*** Opening Provided entries ***

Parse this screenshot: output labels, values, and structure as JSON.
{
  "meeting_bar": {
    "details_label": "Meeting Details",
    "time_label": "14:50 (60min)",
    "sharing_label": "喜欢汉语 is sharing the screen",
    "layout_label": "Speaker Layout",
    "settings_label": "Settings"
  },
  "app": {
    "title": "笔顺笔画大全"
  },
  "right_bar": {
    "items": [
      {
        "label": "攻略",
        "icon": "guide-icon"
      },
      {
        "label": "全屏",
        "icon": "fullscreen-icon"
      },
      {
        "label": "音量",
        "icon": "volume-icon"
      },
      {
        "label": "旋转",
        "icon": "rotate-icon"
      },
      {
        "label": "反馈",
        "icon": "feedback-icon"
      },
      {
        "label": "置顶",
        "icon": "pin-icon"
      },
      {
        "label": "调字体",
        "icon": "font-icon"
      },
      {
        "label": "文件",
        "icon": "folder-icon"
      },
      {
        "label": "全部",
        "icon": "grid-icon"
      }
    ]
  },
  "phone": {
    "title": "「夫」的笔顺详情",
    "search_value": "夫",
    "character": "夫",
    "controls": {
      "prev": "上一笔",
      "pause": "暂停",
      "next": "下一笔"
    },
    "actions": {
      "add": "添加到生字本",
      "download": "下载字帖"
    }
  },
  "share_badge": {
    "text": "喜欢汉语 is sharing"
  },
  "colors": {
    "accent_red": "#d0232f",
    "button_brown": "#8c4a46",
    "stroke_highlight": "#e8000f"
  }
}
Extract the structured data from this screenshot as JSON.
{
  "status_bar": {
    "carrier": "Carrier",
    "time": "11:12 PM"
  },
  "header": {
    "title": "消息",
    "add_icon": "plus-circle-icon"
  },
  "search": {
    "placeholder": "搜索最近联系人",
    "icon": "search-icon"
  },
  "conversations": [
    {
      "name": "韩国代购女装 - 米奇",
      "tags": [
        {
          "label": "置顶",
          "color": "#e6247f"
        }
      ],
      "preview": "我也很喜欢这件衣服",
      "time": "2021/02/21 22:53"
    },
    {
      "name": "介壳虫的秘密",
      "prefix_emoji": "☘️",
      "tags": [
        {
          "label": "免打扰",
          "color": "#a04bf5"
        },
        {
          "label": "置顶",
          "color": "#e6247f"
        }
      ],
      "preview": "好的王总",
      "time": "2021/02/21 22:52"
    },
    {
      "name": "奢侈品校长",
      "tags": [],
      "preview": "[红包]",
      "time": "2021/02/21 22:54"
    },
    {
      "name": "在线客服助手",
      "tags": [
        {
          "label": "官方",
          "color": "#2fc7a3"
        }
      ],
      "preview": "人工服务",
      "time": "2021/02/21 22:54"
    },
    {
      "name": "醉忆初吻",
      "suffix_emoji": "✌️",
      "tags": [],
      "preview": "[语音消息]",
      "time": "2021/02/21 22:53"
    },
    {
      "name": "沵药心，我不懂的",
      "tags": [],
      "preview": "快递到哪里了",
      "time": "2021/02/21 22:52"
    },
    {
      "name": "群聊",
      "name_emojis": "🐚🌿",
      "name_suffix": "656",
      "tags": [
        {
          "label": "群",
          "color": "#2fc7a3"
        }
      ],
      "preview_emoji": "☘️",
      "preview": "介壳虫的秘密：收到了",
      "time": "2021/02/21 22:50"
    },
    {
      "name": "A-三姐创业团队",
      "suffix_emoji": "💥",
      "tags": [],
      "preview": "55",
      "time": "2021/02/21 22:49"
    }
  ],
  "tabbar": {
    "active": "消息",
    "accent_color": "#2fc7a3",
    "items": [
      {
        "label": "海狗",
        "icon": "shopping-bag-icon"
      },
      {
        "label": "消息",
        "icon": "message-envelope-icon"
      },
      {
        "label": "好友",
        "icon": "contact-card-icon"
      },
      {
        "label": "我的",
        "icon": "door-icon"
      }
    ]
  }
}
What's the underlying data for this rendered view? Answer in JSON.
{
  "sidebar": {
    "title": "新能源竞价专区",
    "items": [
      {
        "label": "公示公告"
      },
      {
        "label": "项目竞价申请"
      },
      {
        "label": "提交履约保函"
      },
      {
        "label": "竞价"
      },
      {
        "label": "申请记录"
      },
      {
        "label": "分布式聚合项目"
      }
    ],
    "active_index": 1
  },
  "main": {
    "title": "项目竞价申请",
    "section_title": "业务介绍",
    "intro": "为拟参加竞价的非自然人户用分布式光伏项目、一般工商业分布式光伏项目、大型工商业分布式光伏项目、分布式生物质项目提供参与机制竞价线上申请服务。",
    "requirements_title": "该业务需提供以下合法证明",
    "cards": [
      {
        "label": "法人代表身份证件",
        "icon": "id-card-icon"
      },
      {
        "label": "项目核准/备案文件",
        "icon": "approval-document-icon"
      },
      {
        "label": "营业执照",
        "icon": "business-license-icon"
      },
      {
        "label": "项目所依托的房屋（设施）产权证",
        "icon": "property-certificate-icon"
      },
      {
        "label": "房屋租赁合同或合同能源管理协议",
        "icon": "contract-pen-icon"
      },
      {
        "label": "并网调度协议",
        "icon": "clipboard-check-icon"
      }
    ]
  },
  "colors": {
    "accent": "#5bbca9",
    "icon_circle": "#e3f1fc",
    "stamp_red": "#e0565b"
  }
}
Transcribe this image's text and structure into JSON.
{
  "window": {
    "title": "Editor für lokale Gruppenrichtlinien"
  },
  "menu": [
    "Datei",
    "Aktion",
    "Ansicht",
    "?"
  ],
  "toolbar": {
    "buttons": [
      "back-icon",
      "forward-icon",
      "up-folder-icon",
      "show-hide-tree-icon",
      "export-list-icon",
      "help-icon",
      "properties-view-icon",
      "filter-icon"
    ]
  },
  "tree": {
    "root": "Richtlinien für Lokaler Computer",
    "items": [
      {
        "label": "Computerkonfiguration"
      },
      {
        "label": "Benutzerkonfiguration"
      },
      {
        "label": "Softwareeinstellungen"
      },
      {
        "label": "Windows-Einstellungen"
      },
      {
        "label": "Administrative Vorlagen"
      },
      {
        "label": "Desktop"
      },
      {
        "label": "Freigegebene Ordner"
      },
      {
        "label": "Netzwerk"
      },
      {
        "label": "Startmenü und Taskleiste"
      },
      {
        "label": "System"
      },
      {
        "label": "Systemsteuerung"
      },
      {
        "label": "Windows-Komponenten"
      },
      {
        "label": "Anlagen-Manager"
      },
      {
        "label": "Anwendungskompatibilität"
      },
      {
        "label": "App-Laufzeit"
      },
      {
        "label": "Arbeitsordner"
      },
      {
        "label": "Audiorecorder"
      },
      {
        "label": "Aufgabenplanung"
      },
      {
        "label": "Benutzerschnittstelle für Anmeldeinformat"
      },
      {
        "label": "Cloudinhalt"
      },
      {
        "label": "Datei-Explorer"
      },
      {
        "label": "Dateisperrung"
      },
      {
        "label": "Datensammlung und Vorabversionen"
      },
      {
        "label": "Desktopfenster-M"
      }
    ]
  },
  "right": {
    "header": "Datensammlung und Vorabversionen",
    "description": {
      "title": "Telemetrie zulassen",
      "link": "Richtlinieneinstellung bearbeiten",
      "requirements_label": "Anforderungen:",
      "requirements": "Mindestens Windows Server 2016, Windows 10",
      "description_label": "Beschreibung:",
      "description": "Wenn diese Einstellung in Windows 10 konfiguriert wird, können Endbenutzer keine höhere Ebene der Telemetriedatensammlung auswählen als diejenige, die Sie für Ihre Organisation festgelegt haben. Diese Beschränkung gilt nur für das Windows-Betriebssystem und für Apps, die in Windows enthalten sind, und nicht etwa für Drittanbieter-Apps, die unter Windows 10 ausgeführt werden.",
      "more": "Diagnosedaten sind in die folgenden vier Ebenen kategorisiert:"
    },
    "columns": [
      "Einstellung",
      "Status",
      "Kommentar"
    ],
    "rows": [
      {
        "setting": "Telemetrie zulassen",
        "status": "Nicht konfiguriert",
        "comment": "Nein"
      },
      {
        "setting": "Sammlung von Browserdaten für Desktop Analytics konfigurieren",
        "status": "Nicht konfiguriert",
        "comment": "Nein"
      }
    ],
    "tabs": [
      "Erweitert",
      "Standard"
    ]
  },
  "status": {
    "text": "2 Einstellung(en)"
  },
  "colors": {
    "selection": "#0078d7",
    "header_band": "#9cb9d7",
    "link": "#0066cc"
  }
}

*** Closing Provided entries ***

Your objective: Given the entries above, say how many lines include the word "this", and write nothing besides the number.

Your response: 4